» **Entries from a dataset of interfaces**:
* * *
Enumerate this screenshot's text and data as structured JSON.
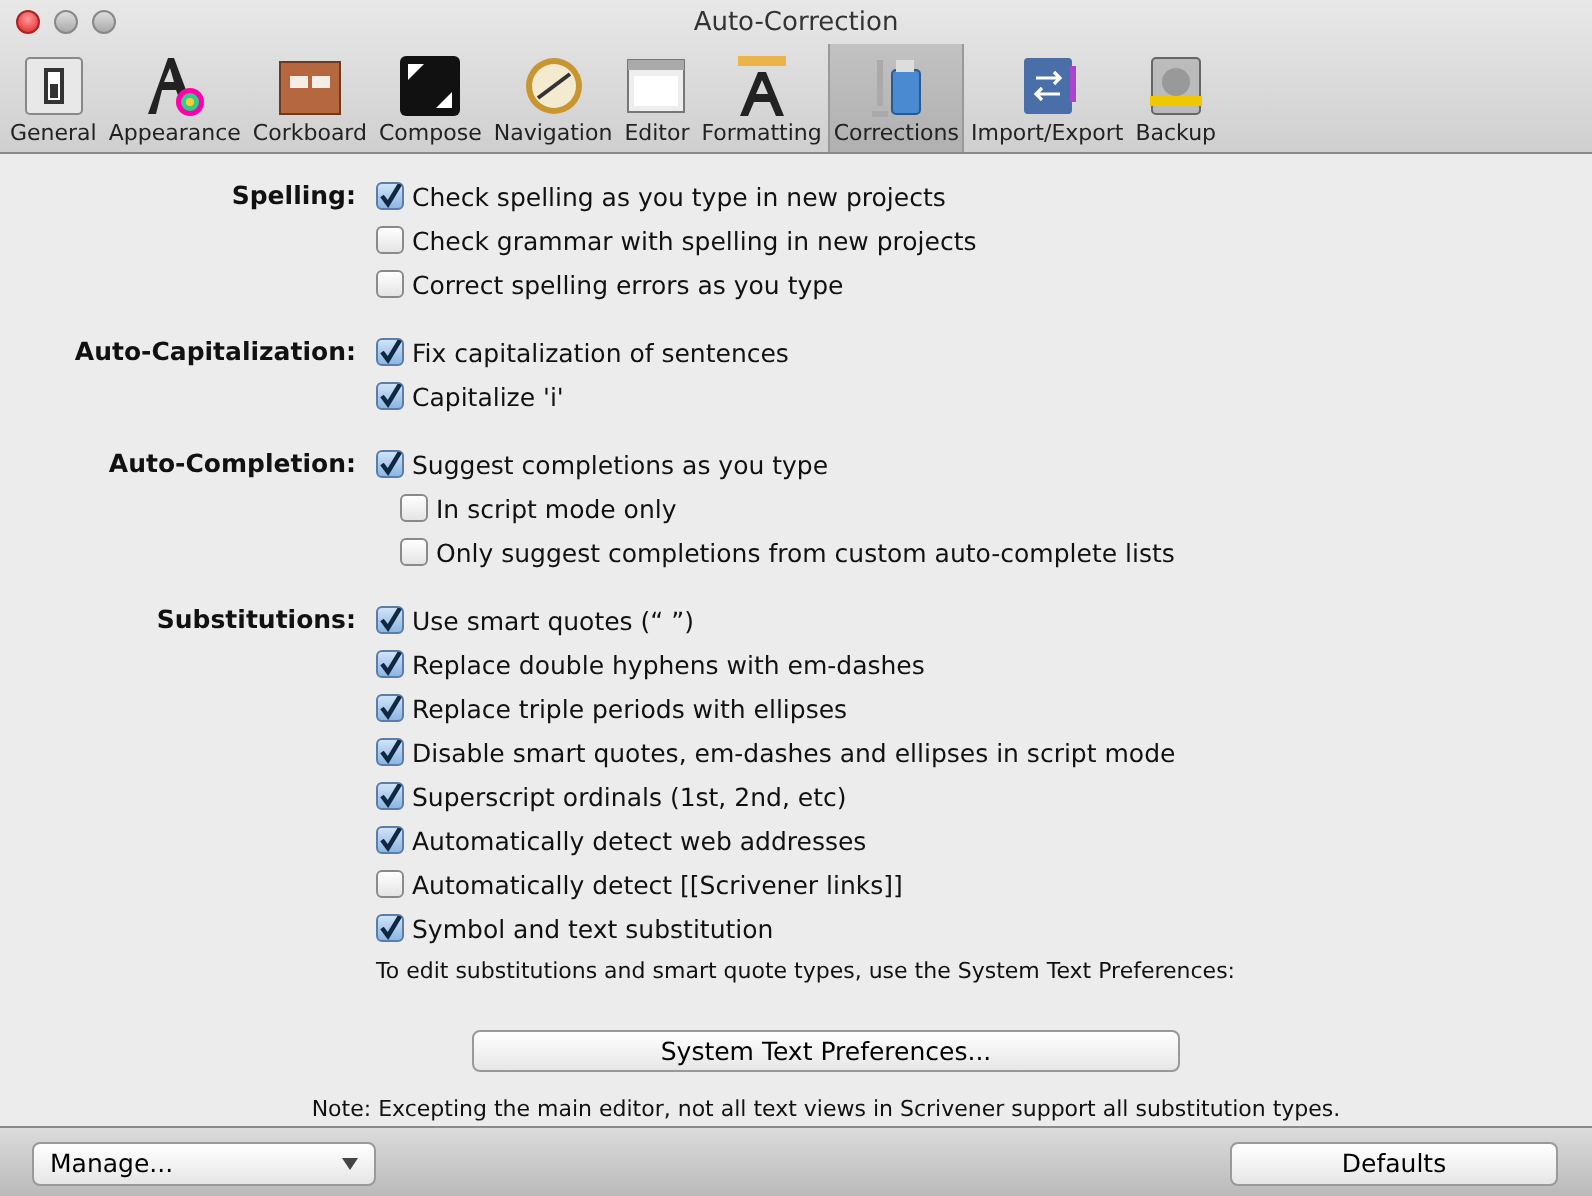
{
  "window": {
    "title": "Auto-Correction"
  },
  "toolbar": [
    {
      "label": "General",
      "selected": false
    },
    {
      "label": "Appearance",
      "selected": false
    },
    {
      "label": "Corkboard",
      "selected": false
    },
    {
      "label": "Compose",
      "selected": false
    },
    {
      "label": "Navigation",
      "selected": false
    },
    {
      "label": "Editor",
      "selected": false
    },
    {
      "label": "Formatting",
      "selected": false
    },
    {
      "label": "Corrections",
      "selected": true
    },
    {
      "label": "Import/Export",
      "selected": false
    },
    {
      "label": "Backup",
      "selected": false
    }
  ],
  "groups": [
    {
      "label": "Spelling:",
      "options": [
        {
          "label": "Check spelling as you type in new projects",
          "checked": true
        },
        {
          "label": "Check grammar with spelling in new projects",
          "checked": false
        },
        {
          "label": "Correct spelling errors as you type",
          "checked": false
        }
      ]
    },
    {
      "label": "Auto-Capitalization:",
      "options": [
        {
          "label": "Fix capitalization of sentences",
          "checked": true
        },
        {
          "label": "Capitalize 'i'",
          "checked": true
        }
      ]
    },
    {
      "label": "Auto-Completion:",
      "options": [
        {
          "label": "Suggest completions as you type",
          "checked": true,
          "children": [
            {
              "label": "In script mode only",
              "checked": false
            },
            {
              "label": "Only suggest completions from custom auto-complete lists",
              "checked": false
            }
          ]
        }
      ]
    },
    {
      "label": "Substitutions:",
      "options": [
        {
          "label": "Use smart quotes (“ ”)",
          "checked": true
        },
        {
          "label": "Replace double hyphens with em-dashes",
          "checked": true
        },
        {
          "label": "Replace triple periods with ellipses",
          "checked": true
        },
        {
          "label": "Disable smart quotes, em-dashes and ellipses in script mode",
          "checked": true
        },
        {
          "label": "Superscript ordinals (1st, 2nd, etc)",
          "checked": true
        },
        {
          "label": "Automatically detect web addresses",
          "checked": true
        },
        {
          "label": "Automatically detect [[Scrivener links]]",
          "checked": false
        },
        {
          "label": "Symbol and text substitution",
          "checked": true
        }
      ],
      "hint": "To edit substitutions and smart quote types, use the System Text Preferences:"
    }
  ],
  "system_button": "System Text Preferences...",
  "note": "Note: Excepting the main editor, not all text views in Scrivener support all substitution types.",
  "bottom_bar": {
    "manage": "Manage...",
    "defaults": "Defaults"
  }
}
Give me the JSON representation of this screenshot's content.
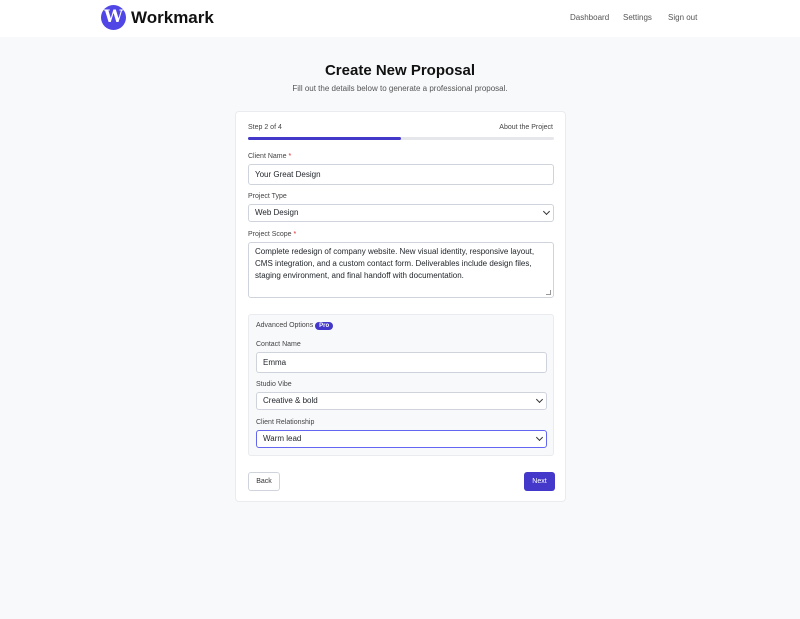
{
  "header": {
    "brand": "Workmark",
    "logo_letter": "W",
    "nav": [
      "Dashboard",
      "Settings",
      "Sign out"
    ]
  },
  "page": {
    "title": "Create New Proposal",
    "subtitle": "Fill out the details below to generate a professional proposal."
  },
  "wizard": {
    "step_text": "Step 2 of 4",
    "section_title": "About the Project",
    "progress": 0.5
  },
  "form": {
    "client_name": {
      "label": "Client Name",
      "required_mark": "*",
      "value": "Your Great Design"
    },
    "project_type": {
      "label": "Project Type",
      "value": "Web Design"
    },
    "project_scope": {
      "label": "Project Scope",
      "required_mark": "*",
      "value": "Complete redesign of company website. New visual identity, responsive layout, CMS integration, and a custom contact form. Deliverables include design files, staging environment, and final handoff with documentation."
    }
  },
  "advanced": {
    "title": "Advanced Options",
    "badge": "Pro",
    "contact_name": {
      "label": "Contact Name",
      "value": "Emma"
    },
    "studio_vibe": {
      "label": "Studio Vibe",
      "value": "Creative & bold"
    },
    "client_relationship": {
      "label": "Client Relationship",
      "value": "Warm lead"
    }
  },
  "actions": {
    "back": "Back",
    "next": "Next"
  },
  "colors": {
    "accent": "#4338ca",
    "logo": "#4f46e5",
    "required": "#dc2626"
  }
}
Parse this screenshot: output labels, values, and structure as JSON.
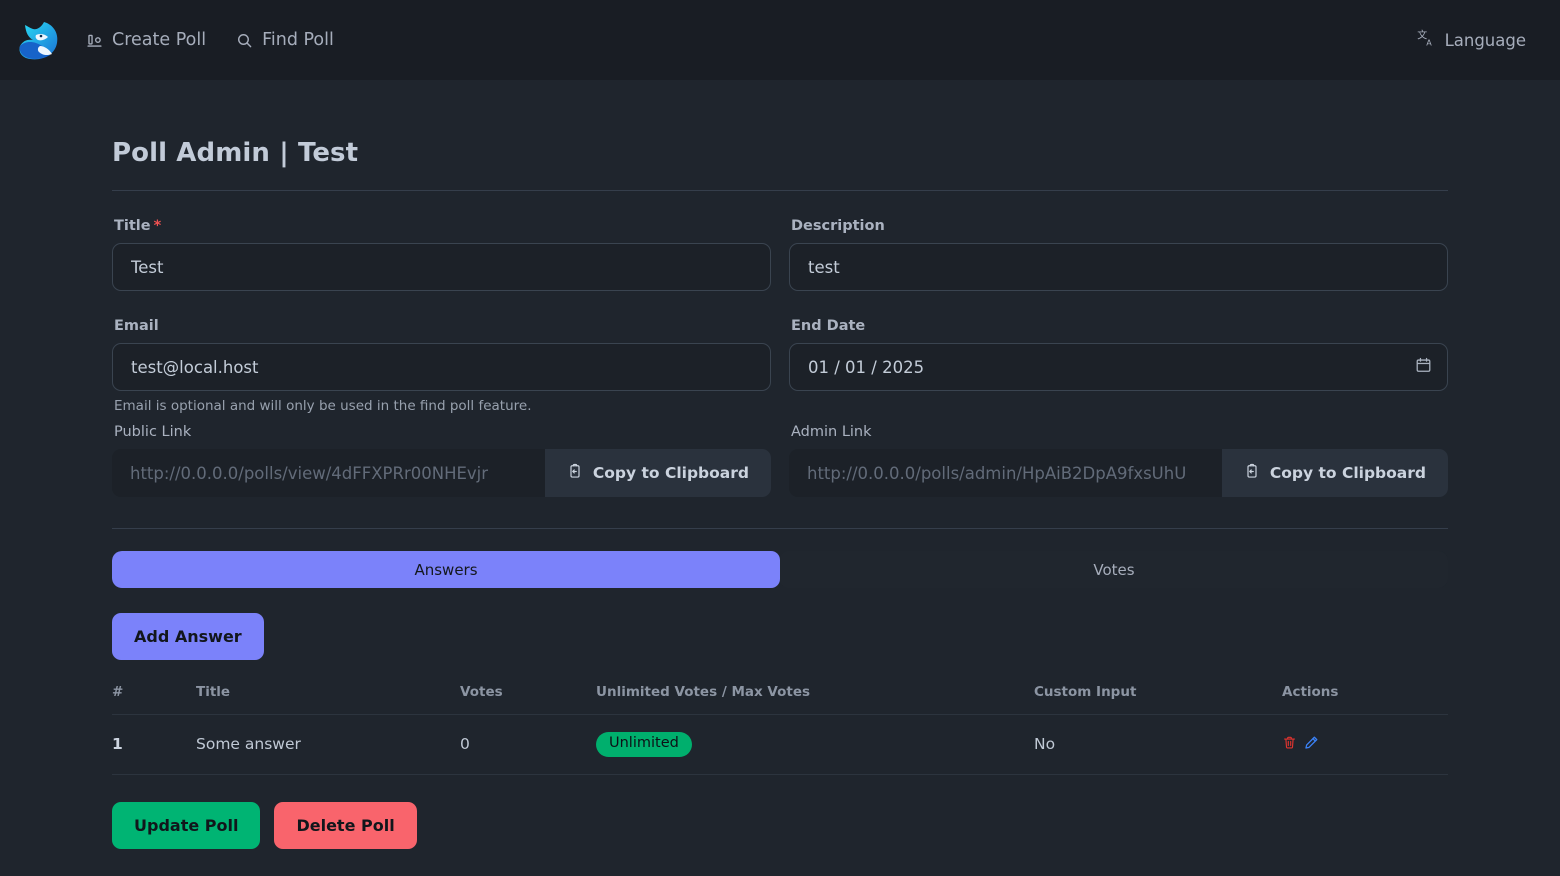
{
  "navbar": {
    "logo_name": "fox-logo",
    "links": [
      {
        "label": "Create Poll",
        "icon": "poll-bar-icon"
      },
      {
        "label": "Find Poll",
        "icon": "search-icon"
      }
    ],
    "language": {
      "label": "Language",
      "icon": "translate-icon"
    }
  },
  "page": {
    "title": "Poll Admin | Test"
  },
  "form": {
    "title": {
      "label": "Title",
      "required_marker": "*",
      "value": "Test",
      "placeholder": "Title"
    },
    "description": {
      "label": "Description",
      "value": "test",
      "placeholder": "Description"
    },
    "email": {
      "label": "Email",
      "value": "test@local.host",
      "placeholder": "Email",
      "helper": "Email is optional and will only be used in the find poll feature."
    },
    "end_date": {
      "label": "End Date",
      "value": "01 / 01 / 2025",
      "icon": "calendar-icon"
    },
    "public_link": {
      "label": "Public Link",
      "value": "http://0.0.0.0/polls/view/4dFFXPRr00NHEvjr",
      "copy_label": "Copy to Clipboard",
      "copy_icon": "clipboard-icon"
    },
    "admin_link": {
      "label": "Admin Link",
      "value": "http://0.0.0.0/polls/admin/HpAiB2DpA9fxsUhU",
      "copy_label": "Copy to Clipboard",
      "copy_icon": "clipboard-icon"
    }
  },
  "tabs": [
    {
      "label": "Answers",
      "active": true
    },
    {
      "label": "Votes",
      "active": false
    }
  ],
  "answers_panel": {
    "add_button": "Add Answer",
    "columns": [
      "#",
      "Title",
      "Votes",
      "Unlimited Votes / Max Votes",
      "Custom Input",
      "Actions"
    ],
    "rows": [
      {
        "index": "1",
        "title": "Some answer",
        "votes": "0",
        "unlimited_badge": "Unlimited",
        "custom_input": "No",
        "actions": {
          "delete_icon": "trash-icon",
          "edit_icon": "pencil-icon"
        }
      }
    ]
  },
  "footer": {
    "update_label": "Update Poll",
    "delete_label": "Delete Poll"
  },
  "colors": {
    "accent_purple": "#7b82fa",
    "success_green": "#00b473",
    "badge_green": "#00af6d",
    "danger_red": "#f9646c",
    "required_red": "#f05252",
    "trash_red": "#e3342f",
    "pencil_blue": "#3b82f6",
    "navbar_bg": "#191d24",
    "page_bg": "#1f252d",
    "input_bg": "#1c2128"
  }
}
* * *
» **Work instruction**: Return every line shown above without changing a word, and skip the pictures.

» **Response below**:
Enumerate this screenshot's text and data as structured JSON.
{
  "window": {
    "title": "Auto-Correction"
  },
  "toolbar": [
    {
      "label": "General",
      "selected": false
    },
    {
      "label": "Appearance",
      "selected": false
    },
    {
      "label": "Corkboard",
      "selected": false
    },
    {
      "label": "Compose",
      "selected": false
    },
    {
      "label": "Navigation",
      "selected": false
    },
    {
      "label": "Editor",
      "selected": false
    },
    {
      "label": "Formatting",
      "selected": false
    },
    {
      "label": "Corrections",
      "selected": true
    },
    {
      "label": "Import/Export",
      "selected": false
    },
    {
      "label": "Backup",
      "selected": false
    }
  ],
  "groups": [
    {
      "label": "Spelling:",
      "options": [
        {
          "label": "Check spelling as you type in new projects",
          "checked": true
        },
        {
          "label": "Check grammar with spelling in new projects",
          "checked": false
        },
        {
          "label": "Correct spelling errors as you type",
          "checked": false
        }
      ]
    },
    {
      "label": "Auto-Capitalization:",
      "options": [
        {
          "label": "Fix capitalization of sentences",
          "checked": true
        },
        {
          "label": "Capitalize 'i'",
          "checked": true
        }
      ]
    },
    {
      "label": "Auto-Completion:",
      "options": [
        {
          "label": "Suggest completions as you type",
          "checked": true,
          "children": [
            {
              "label": "In script mode only",
              "checked": false
            },
            {
              "label": "Only suggest completions from custom auto-complete lists",
              "checked": false
            }
          ]
        }
      ]
    },
    {
      "label": "Substitutions:",
      "options": [
        {
          "label": "Use smart quotes (“ ”)",
          "checked": true
        },
        {
          "label": "Replace double hyphens with em-dashes",
          "checked": true
        },
        {
          "label": "Replace triple periods with ellipses",
          "checked": true
        },
        {
          "label": "Disable smart quotes, em-dashes and ellipses in script mode",
          "checked": true
        },
        {
          "label": "Superscript ordinals (1st, 2nd, etc)",
          "checked": true
        },
        {
          "label": "Automatically detect web addresses",
          "checked": true
        },
        {
          "label": "Automatically detect [[Scrivener links]]",
          "checked": false
        },
        {
          "label": "Symbol and text substitution",
          "checked": true
        }
      ],
      "hint": "To edit substitutions and smart quote types, use the System Text Preferences:"
    }
  ],
  "system_button": "System Text Preferences...",
  "note": "Note: Excepting the main editor, not all text views in Scrivener support all substitution types.",
  "bottom_bar": {
    "manage": "Manage...",
    "defaults": "Defaults"
  }
}
Give me the JSON representation of this screenshot's content.
{
  "header": {
    "brand": "Workmark",
    "logo_letter": "W",
    "nav": [
      "Dashboard",
      "Settings",
      "Sign out"
    ]
  },
  "page": {
    "title": "Create New Proposal",
    "subtitle": "Fill out the details below to generate a professional proposal."
  },
  "wizard": {
    "step_text": "Step 2 of 4",
    "section_title": "About the Project",
    "progress": 0.5
  },
  "form": {
    "client_name": {
      "label": "Client Name",
      "required_mark": "*",
      "value": "Your Great Design"
    },
    "project_type": {
      "label": "Project Type",
      "value": "Web Design"
    },
    "project_scope": {
      "label": "Project Scope",
      "required_mark": "*",
      "value": "Complete redesign of company website. New visual identity, responsive layout, CMS integration, and a custom contact form. Deliverables include design files, staging environment, and final handoff with documentation."
    }
  },
  "advanced": {
    "title": "Advanced Options",
    "badge": "Pro",
    "contact_name": {
      "label": "Contact Name",
      "value": "Emma"
    },
    "studio_vibe": {
      "label": "Studio Vibe",
      "value": "Creative & bold"
    },
    "client_relationship": {
      "label": "Client Relationship",
      "value": "Warm lead"
    }
  },
  "actions": {
    "back": "Back",
    "next": "Next"
  },
  "colors": {
    "accent": "#4338ca",
    "logo": "#4f46e5",
    "required": "#dc2626"
  }
}
Parse this screenshot: output labels, values, and structure as JSON.
{
  "navbar": {
    "logo_name": "fox-logo",
    "links": [
      {
        "label": "Create Poll",
        "icon": "poll-bar-icon"
      },
      {
        "label": "Find Poll",
        "icon": "search-icon"
      }
    ],
    "language": {
      "label": "Language",
      "icon": "translate-icon"
    }
  },
  "page": {
    "title": "Poll Admin | Test"
  },
  "form": {
    "title": {
      "label": "Title",
      "required_marker": "*",
      "value": "Test",
      "placeholder": "Title"
    },
    "description": {
      "label": "Description",
      "value": "test",
      "placeholder": "Description"
    },
    "email": {
      "label": "Email",
      "value": "test@local.host",
      "placeholder": "Email",
      "helper": "Email is optional and will only be used in the find poll feature."
    },
    "end_date": {
      "label": "End Date",
      "value": "01 / 01 / 2025",
      "icon": "calendar-icon"
    },
    "public_link": {
      "label": "Public Link",
      "value": "http://0.0.0.0/polls/view/4dFFXPRr00NHEvjr",
      "copy_label": "Copy to Clipboard",
      "copy_icon": "clipboard-icon"
    },
    "admin_link": {
      "label": "Admin Link",
      "value": "http://0.0.0.0/polls/admin/HpAiB2DpA9fxsUhU",
      "copy_label": "Copy to Clipboard",
      "copy_icon": "clipboard-icon"
    }
  },
  "tabs": [
    {
      "label": "Answers",
      "active": true
    },
    {
      "label": "Votes",
      "active": false
    }
  ],
  "answers_panel": {
    "add_button": "Add Answer",
    "columns": [
      "#",
      "Title",
      "Votes",
      "Unlimited Votes / Max Votes",
      "Custom Input",
      "Actions"
    ],
    "rows": [
      {
        "index": "1",
        "title": "Some answer",
        "votes": "0",
        "unlimited_badge": "Unlimited",
        "custom_input": "No",
        "actions": {
          "delete_icon": "trash-icon",
          "edit_icon": "pencil-icon"
        }
      }
    ]
  },
  "footer": {
    "update_label": "Update Poll",
    "delete_label": "Delete Poll"
  },
  "colors": {
    "accent_purple": "#7b82fa",
    "success_green": "#00b473",
    "badge_green": "#00af6d",
    "danger_red": "#f9646c",
    "required_red": "#f05252",
    "trash_red": "#e3342f",
    "pencil_blue": "#3b82f6",
    "navbar_bg": "#191d24",
    "page_bg": "#1f252d",
    "input_bg": "#1c2128"
  }
}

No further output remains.